Monday, January 30, 2012

High Sleeper cabin bed lights - The Circuit mk1

This post in the continuation of a series, starting with part 1.

When you're starting something new, especially in electronics, it is always a good idea for your mark 1 version to be as simple as possible. This is especially true when working with a new tool chain, new programmer, and you don't have any debugger at all [1]. Consequently, this version does not have any input controls and it only drives one 5mm LED, rather than the full strip shown previously.

So, here's are mark 1 circuit:

Circuit Diagram for The Circuit Mk1

Saturday, January 28, 2012

Hand soldering SMT packages to stripboard

Prototyping a new design can be tricky enough, but it can get even more so when the part you want to use is not available in a through-hole version. I needed a p-channel FET to run the high side switching of an LED matrix and they did not exist in a sensible package, so I made one.

Now this makes me proud - i fear no package!

Hand soldered SMD transistor package on stripboard

This is a Rohm P-channel MOSFET (RTQ030P02) in a TSMT6 package. The black package body is 2.9mm by 1.6mm.

The process to make this little guy is pretty straight forward, although kinda fiddly.

Friday, January 27, 2012

LED encapsulated in hot melt glue

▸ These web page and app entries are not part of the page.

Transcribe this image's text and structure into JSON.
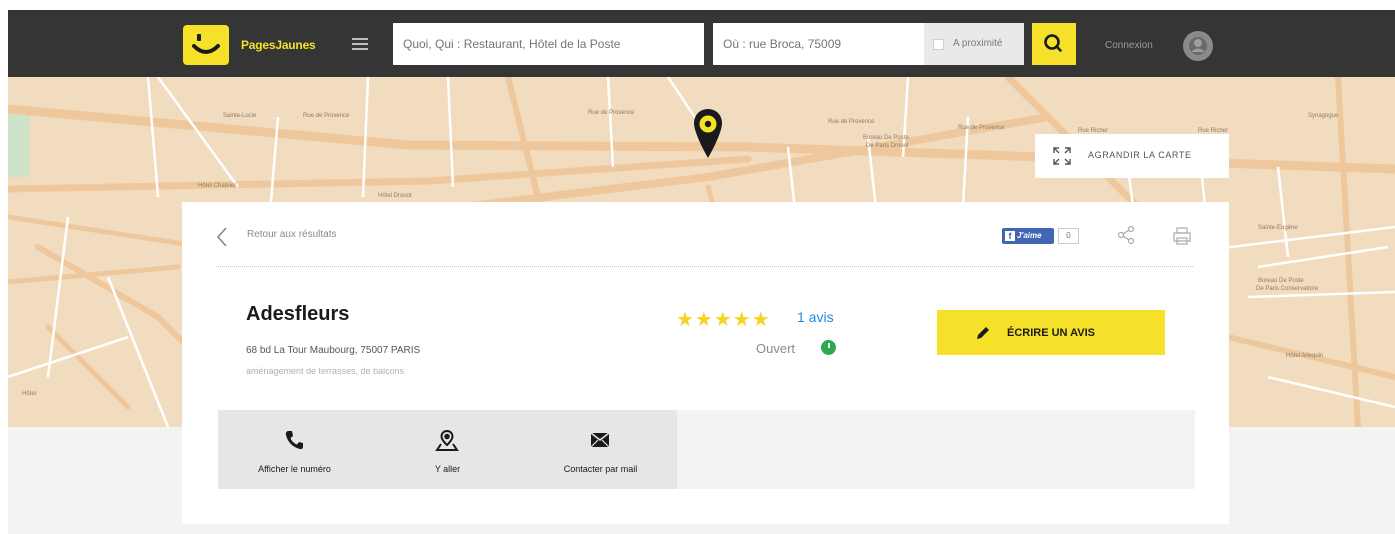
{
  "header": {
    "brand": "PagesJaunes",
    "search_what_placeholder": "Quoi, Qui : Restaurant, Hôtel de la Poste",
    "search_where_placeholder": "Où : rue Broca, 75009",
    "proximity_label": "A proximité",
    "connexion_label": "Connexion"
  },
  "map": {
    "enlarge_label": "AGRANDIR LA CARTE",
    "street_labels": [
      "Rue de Provence",
      "Rue de Provence",
      "Rue de Provence",
      "Rue de Provence",
      "Rue Richer",
      "Rue Richer",
      "Rue La Fayette",
      "Bureau De Poste De Paris Drouot",
      "Sainte-Eugène",
      "Synagogue",
      "Bureau De Poste De Paris Conservatoire",
      "Bureau De Poste De Paris",
      "Hôtel Chatelet",
      "Haussmann"
    ]
  },
  "card": {
    "back_label": "Retour aux résultats",
    "fb_label": "J'aime",
    "fb_count": "0",
    "business": {
      "name": "Adesfleurs",
      "address": "68 bd La Tour Maubourg, 75007 PARIS",
      "activity": "aménagement de terrasses, de balcons",
      "rating_stars": 5,
      "stars_text": "★★★★★",
      "reviews_label": "1 avis",
      "status_label": "Ouvert"
    },
    "write_review_label": "ÉCRIRE UN AVIS",
    "actions": [
      {
        "label": "Afficher le numéro",
        "icon": "phone-icon"
      },
      {
        "label": "Y aller",
        "icon": "directions-icon"
      },
      {
        "label": "Contacter par mail",
        "icon": "mail-icon"
      }
    ]
  },
  "colors": {
    "brand_yellow": "#f5e12a",
    "topbar": "#353535",
    "map_bg": "#f2dcbf",
    "link_blue": "#1e88e5",
    "open_green": "#2fa84f"
  }
}
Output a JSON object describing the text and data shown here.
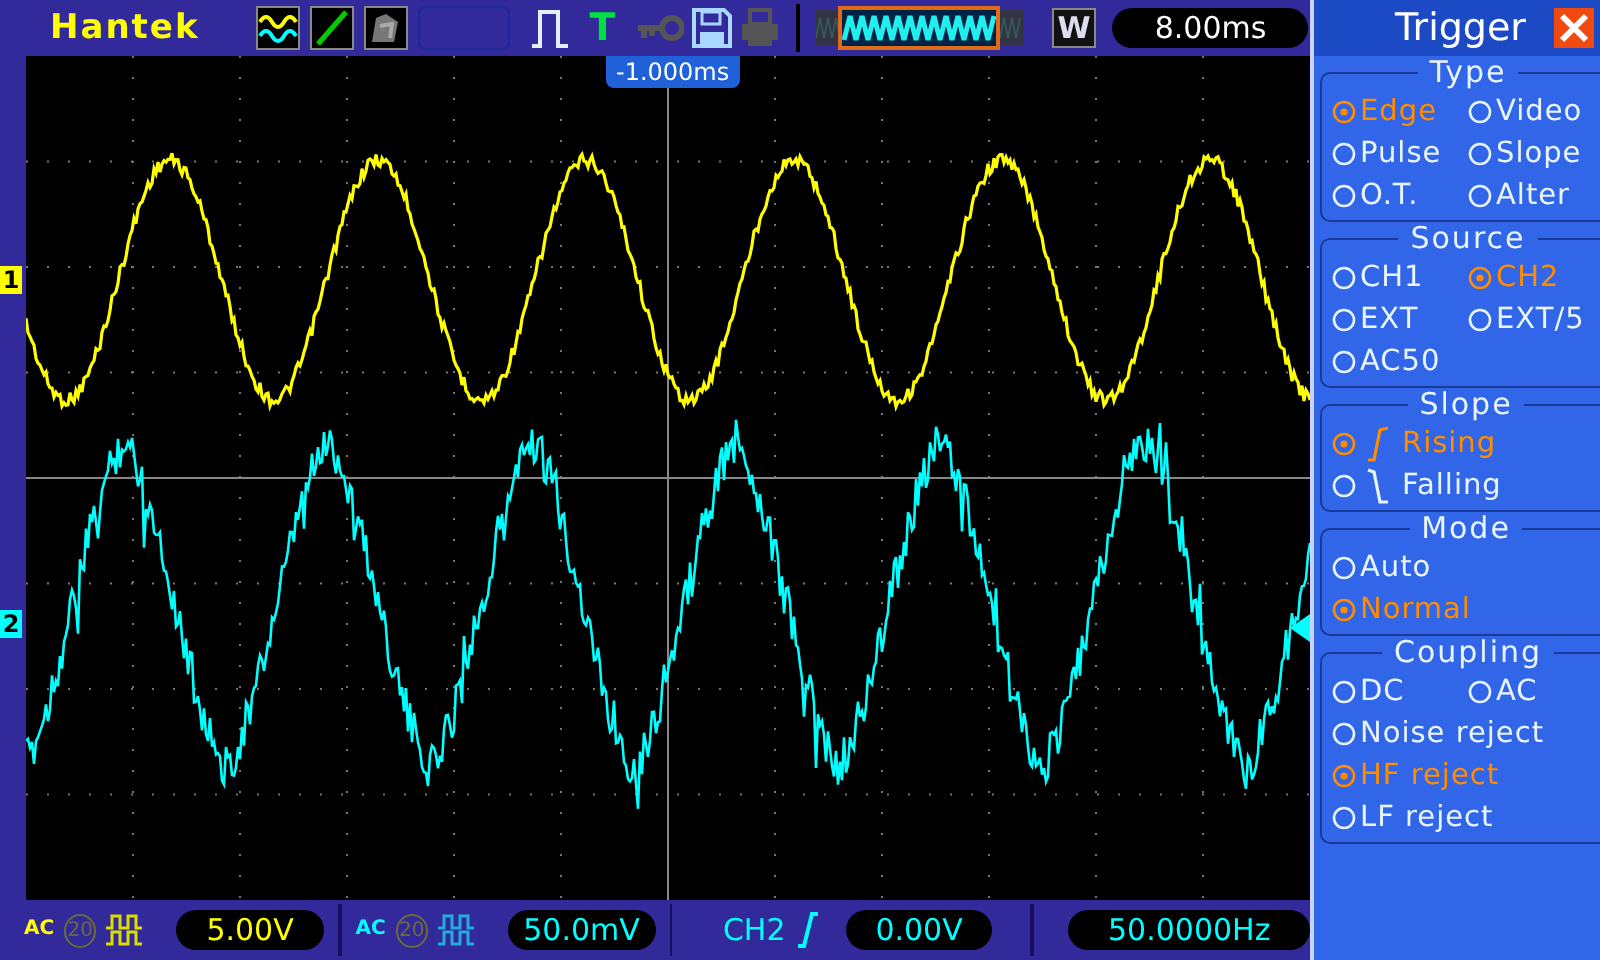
{
  "header": {
    "brand": "Hantek",
    "trigger_status": "T",
    "trigger_position": "-1.000ms",
    "memory_label": "W",
    "timebase": "8.00ms"
  },
  "channels": [
    {
      "marker": "1",
      "color": "#ffff00",
      "coupling": "AC",
      "bw_limit": {
        "label": "20",
        "on": false
      },
      "volts_div": "5.00V"
    },
    {
      "marker": "2",
      "color": "#00ffff",
      "coupling": "AC",
      "bw_limit": {
        "label": "20",
        "on": false
      },
      "volts_div": "50.0mV"
    }
  ],
  "trigger_readout": {
    "source": "CH2",
    "kind": "rising",
    "level": "0.00V",
    "frequency": "50.0000Hz"
  },
  "trigger_menu": {
    "title": "Trigger",
    "sections": [
      {
        "title": "Type",
        "rows": [
          [
            {
              "label": "Edge",
              "selected": true
            },
            {
              "label": "Video",
              "selected": false
            }
          ],
          [
            {
              "label": "Pulse",
              "selected": false
            },
            {
              "label": "Slope",
              "selected": false
            }
          ],
          [
            {
              "label": "O.T.",
              "selected": false
            },
            {
              "label": "Alter",
              "selected": false
            }
          ]
        ]
      },
      {
        "title": "Source",
        "rows": [
          [
            {
              "label": "CH1",
              "selected": false
            },
            {
              "label": "CH2",
              "selected": true
            }
          ],
          [
            {
              "label": "EXT",
              "selected": false
            },
            {
              "label": "EXT/5",
              "selected": false
            }
          ],
          [
            {
              "label": "AC50",
              "selected": false
            }
          ]
        ]
      },
      {
        "title": "Slope",
        "rows": [
          [
            {
              "label": "Rising",
              "selected": true,
              "kind": "rising"
            }
          ],
          [
            {
              "label": "Falling",
              "selected": false,
              "kind": "falling"
            }
          ]
        ]
      },
      {
        "title": "Mode",
        "rows": [
          [
            {
              "label": "Auto",
              "selected": false
            }
          ],
          [
            {
              "label": "Normal",
              "selected": true
            }
          ]
        ]
      },
      {
        "title": "Coupling",
        "rows": [
          [
            {
              "label": "DC",
              "selected": false
            },
            {
              "label": "AC",
              "selected": false
            }
          ],
          [
            {
              "label": "Noise reject",
              "selected": false
            }
          ],
          [
            {
              "label": "HF reject",
              "selected": true
            }
          ],
          [
            {
              "label": "LF reject",
              "selected": false
            }
          ]
        ]
      }
    ]
  }
}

In a future project that I'm working on right now, I need to fix some standard 5mm LEDs into 6mm holes through an 18mm thick sheet of MDF. The final idea is to drill the holes all the way through the MDF and then cover the front with a 0.6mm birch wood veneer, sliding the LED all the way through from the back and fixing it in place with a hot glue gun.

Now, this got me thinking. How are the LED packages, which are rated for 100-125 degrees centigrade, going to handle the 200 degrees of hot glue? An experiment was in order.

5mm LED encapsulated in hot glue pt1

5mm LED encapsulated in hot glue pt2
It lives!

Right, that's enough work displacement for the moment - now I've got to get back to working out why my AVRISPmkII refuses to talk to my ATtiny44v.

Thursday, January 26, 2012

First contact with an MSF receiver

Back in May last year I wanted to play with an MSF receiver, so I went and bought one from PV Electronics. This first video is just powering it up for the first time after connecting the wiring loom and antenna. The LED shows the raw MSF datastream that is being received. (The TO-220 package you see at the beginning is a good old faithful 7805 voltage regulator.)

A few weeks later, I was prototyping it out and hooking it up to an Arduino UNO. I had a TLC5916 LED driver chip hooked up and running an 8 bit binary count on the LEDs you can see. If you look at the indicator LED on the receiver board, you can see that something isn't quite right.

Something is generating RF noise in the 60kHz band (which is perfetly acheivable by the components on the board). You can see that, depending on the orientation of the ferrite antenna with respect to the breadboard, the noise comes and goes.

I'm not sure whether this was because of the the long curving wires from the Arduino Uno to the breadboard acting as an antenna; or if it is because of switching noise from the TLC5916 as it drives it's output FETs with the PWM train.

In those infamous scientist words, "More research is required"